● **Work request**
In the entries that follow, how many lines contain "this"? Please reply with only the number.

● **The data**

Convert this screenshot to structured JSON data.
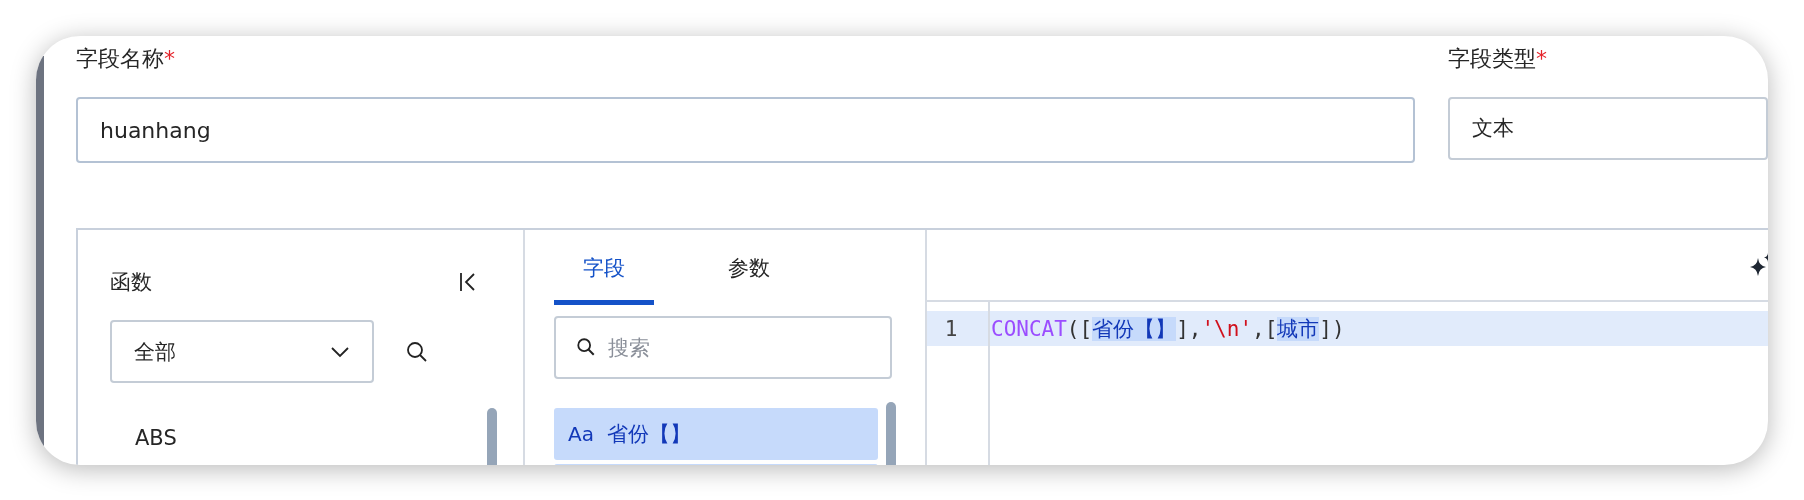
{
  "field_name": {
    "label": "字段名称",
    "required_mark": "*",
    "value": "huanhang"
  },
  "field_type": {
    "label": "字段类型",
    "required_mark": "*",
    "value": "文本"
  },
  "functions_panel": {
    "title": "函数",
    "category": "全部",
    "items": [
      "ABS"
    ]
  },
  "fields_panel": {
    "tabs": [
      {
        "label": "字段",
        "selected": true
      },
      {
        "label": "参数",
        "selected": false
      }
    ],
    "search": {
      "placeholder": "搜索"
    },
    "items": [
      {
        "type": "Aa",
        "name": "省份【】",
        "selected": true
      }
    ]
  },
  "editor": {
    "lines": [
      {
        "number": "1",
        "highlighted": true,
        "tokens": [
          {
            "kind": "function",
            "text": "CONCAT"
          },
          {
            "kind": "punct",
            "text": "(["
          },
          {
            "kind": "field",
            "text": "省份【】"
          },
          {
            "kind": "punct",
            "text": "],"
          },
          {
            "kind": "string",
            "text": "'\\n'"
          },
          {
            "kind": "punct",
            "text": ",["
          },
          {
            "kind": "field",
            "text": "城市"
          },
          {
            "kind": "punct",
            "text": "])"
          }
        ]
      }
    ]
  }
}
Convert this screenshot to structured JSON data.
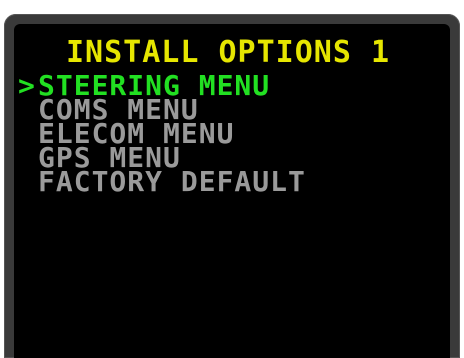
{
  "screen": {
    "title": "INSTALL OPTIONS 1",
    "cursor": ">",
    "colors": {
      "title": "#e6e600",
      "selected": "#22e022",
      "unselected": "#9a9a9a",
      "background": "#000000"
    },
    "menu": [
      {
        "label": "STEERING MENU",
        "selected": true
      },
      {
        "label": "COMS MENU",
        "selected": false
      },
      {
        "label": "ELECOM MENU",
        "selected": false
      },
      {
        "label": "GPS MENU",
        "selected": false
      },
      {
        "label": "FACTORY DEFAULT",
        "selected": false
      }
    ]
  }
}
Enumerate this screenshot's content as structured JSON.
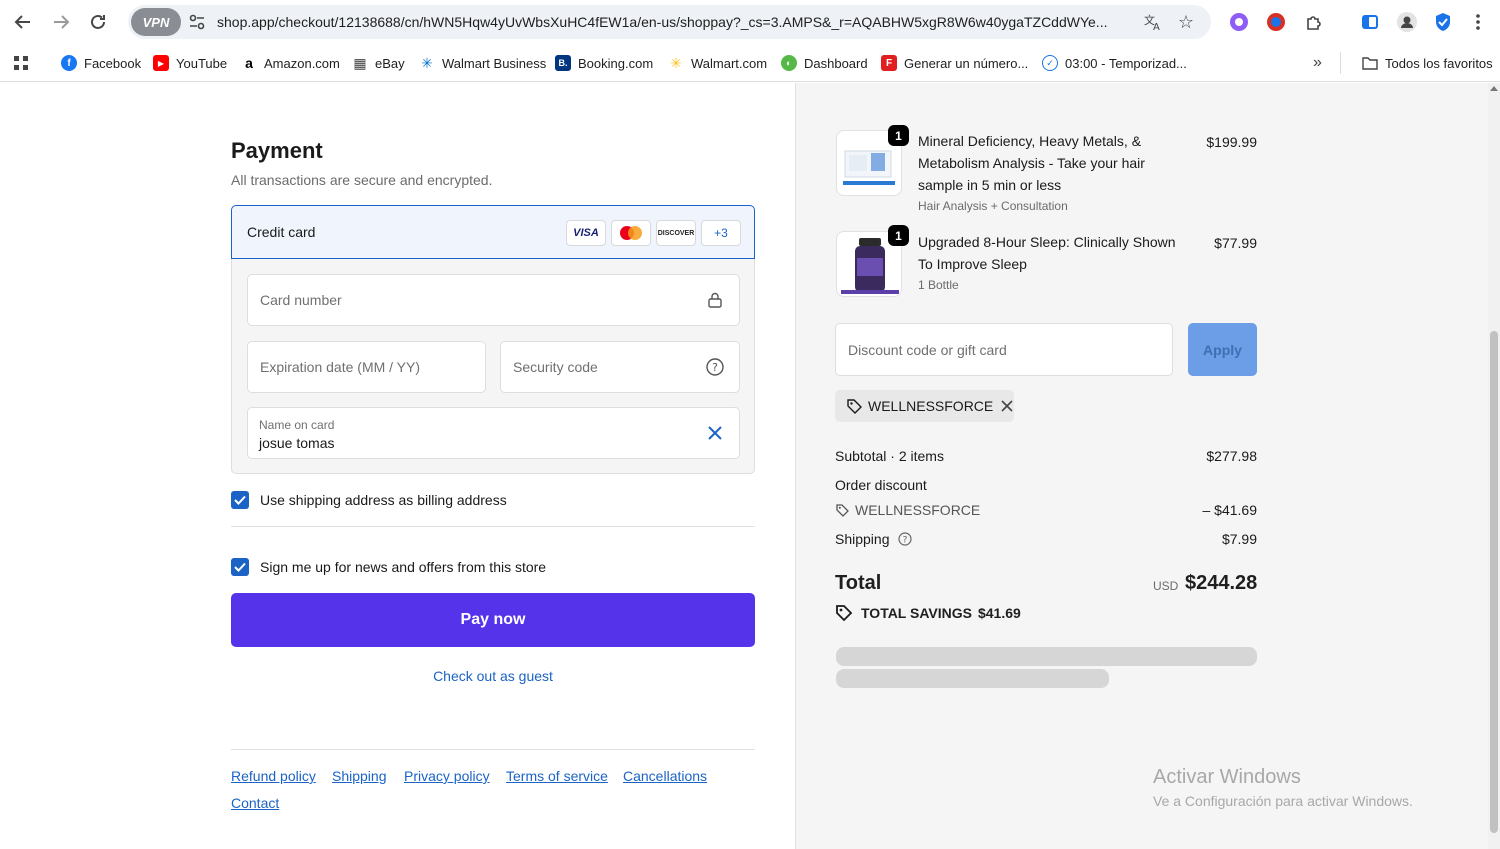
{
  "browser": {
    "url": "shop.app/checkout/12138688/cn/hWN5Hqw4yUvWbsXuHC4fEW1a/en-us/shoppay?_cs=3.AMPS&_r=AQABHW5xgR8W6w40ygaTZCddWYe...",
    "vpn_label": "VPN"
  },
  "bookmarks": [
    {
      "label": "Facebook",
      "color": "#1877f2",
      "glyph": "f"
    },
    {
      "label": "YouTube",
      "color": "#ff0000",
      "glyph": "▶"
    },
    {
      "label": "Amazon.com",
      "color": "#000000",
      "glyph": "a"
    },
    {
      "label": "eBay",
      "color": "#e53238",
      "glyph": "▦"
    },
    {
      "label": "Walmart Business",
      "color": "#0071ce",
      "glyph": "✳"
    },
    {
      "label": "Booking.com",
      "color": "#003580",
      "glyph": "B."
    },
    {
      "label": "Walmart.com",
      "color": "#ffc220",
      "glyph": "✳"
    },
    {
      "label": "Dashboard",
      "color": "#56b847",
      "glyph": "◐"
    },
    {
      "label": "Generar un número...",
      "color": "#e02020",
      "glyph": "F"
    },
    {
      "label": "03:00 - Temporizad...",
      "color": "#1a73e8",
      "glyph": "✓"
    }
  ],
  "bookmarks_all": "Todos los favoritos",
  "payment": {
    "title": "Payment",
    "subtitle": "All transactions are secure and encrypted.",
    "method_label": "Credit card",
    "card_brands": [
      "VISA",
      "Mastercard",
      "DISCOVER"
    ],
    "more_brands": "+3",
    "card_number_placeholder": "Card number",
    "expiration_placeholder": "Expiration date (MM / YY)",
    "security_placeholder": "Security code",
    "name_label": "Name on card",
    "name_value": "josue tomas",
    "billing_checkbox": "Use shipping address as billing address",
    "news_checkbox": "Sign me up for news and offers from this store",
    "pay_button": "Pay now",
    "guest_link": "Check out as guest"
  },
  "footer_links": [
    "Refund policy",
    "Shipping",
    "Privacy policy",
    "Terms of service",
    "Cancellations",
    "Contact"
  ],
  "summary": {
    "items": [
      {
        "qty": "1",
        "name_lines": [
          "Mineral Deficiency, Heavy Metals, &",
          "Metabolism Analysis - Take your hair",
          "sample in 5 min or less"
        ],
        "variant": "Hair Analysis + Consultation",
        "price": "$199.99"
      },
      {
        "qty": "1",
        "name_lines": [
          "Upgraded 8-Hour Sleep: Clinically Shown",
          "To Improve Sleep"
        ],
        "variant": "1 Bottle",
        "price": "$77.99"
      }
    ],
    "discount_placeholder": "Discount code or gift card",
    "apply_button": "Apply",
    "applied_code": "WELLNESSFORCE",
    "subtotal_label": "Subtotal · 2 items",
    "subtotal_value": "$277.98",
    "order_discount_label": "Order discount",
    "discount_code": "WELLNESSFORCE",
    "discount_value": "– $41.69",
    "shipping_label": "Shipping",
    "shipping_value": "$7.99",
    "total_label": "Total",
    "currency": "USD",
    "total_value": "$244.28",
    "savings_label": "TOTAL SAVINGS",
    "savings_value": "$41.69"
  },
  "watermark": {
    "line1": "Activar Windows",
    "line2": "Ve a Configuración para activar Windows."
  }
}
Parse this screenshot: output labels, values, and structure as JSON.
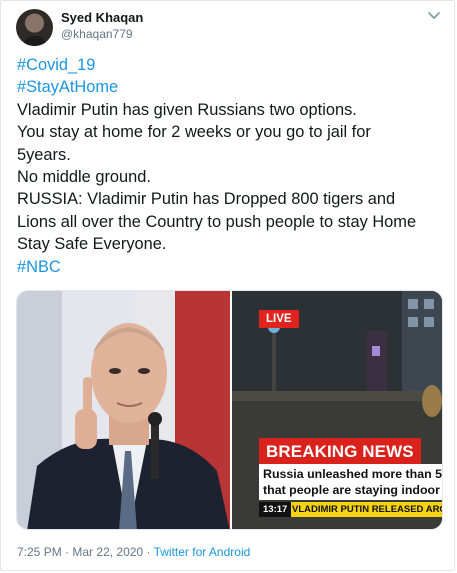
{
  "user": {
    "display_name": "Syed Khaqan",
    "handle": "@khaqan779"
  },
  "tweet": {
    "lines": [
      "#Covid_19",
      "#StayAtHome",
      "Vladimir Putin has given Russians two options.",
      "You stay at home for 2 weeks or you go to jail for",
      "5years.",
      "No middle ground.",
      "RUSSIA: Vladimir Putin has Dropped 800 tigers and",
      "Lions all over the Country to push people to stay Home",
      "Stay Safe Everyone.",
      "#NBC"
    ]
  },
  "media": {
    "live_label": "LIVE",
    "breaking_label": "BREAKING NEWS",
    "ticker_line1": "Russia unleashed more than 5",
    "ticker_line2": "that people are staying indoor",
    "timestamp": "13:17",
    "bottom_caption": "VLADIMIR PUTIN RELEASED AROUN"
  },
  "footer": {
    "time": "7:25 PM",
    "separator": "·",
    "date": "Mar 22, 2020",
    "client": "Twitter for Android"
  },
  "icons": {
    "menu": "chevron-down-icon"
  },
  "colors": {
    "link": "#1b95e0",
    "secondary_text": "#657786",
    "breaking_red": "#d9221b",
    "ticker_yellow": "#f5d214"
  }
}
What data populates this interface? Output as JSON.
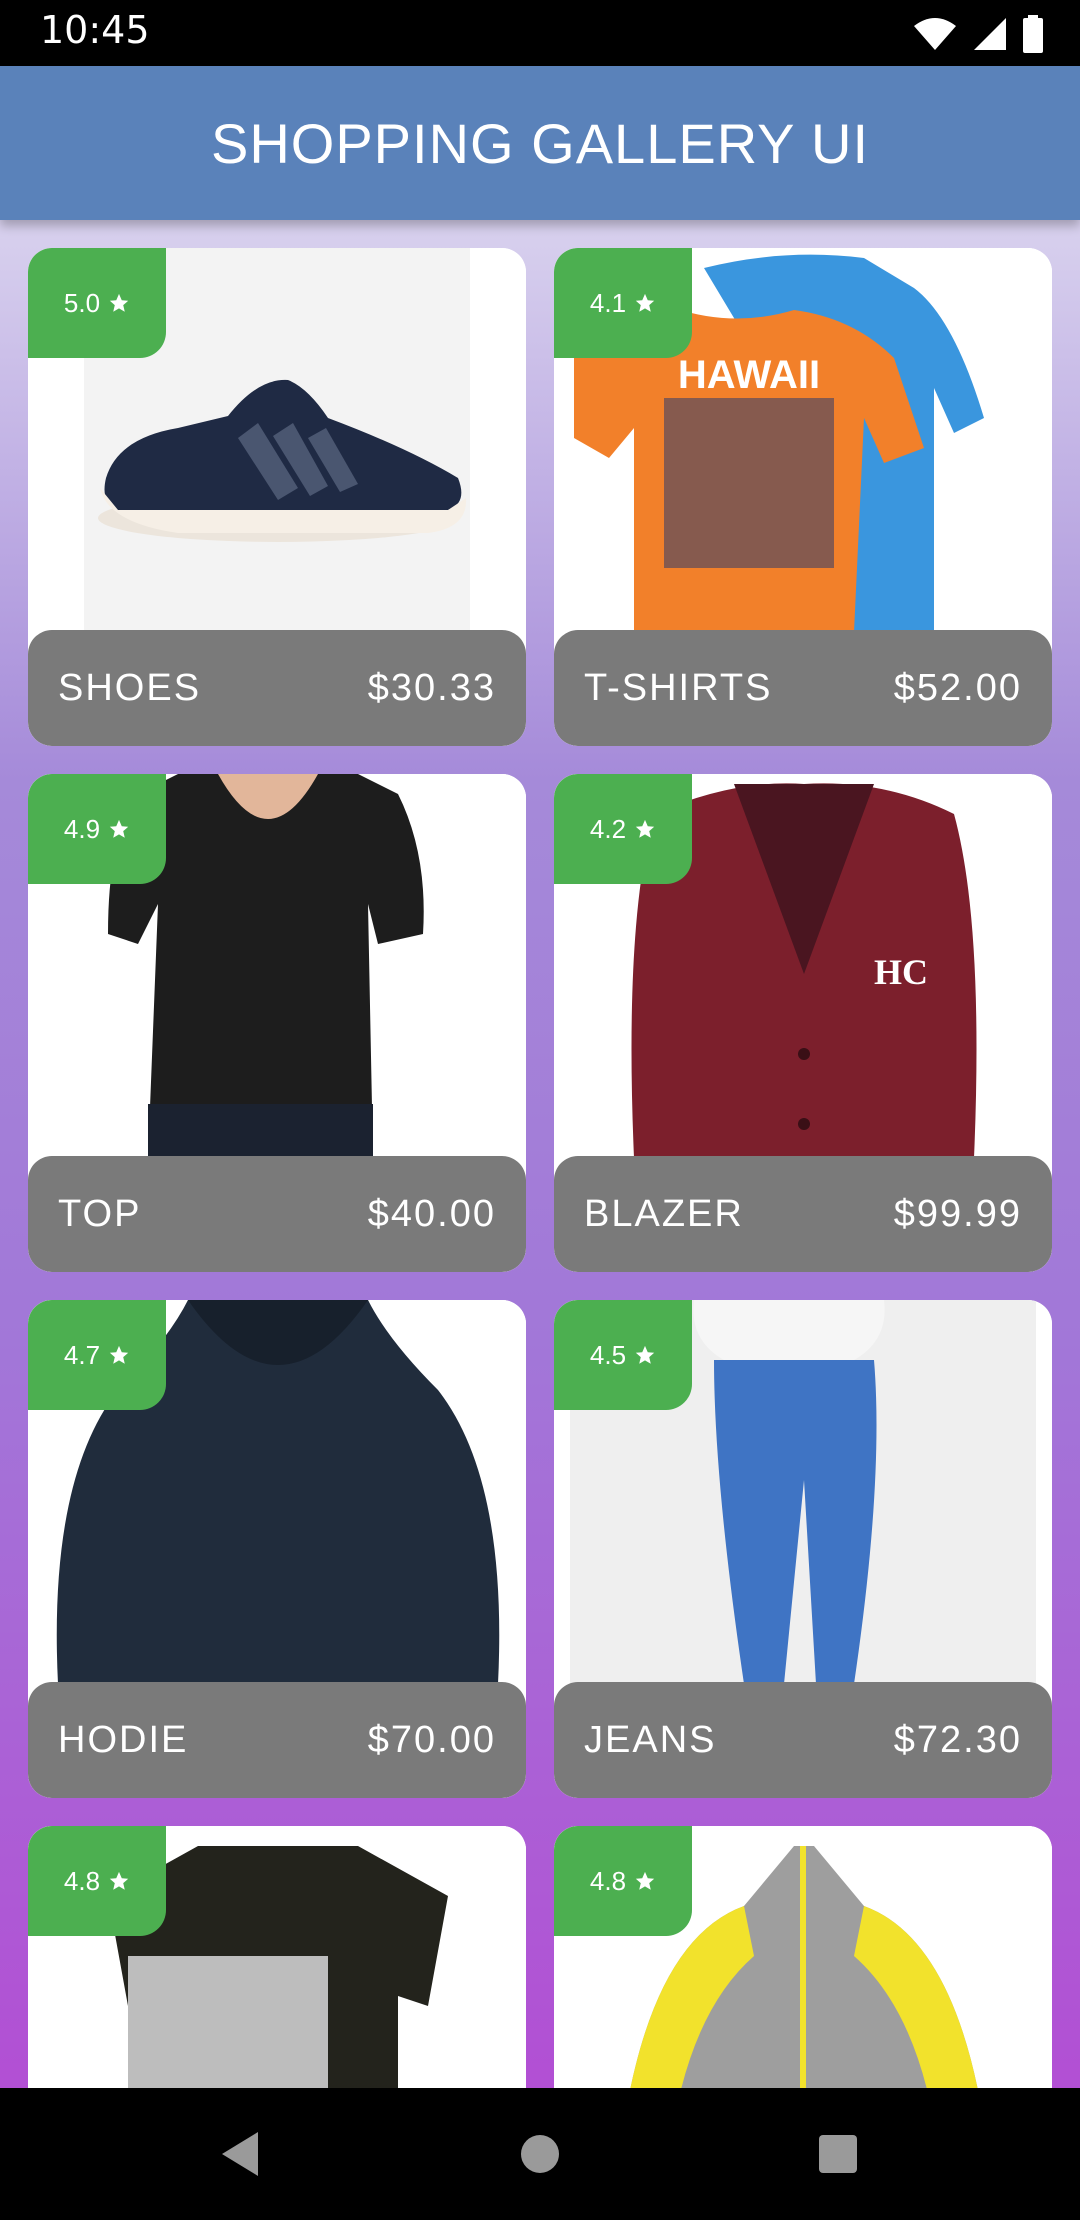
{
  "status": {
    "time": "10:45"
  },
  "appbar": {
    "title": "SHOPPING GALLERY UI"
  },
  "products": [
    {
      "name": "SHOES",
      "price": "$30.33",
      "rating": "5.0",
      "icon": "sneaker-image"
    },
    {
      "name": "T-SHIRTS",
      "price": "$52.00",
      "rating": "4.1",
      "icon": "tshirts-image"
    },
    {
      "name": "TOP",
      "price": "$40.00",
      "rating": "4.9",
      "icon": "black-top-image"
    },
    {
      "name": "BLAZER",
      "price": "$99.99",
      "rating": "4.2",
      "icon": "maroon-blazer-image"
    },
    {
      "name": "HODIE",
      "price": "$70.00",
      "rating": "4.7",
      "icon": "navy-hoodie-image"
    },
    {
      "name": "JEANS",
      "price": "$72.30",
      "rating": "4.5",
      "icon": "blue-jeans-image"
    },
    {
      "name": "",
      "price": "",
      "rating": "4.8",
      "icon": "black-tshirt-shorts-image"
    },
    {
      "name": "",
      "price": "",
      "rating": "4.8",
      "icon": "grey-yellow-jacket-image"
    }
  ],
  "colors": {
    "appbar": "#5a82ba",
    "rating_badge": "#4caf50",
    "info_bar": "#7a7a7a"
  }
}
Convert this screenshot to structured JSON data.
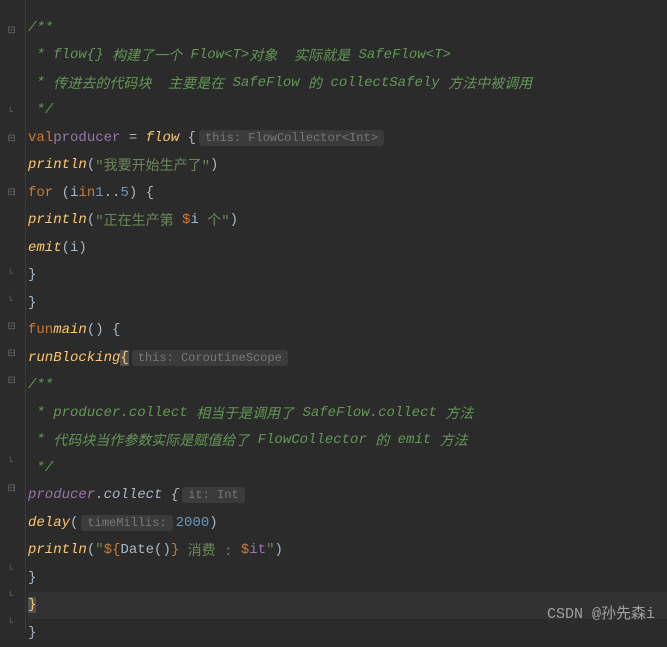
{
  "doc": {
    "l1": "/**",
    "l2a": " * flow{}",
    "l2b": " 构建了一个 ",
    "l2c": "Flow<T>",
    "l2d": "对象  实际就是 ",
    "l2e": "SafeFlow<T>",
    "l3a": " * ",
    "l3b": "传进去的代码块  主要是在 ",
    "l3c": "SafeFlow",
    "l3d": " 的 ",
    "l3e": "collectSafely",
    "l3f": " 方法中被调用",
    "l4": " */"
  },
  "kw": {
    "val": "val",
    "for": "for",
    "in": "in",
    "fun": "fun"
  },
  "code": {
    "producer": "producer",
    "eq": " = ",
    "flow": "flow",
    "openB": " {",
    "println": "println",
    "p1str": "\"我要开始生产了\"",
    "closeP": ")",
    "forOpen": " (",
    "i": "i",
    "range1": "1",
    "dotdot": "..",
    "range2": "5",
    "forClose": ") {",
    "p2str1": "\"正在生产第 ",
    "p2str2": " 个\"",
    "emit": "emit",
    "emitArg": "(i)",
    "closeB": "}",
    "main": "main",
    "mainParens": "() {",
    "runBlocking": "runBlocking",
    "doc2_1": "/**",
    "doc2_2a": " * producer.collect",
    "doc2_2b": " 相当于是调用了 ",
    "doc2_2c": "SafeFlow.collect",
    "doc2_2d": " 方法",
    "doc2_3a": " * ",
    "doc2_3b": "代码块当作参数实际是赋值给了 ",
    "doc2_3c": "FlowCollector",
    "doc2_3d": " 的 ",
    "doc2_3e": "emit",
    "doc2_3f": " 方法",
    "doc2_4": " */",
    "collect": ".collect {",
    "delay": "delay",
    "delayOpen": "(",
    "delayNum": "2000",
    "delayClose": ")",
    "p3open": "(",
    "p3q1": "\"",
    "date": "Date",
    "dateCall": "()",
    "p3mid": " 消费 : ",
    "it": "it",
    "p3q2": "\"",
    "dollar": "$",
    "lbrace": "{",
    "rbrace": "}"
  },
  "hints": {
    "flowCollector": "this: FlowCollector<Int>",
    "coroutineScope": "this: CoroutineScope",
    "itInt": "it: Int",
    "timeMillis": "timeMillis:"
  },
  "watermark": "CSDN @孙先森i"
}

● **Your response**
9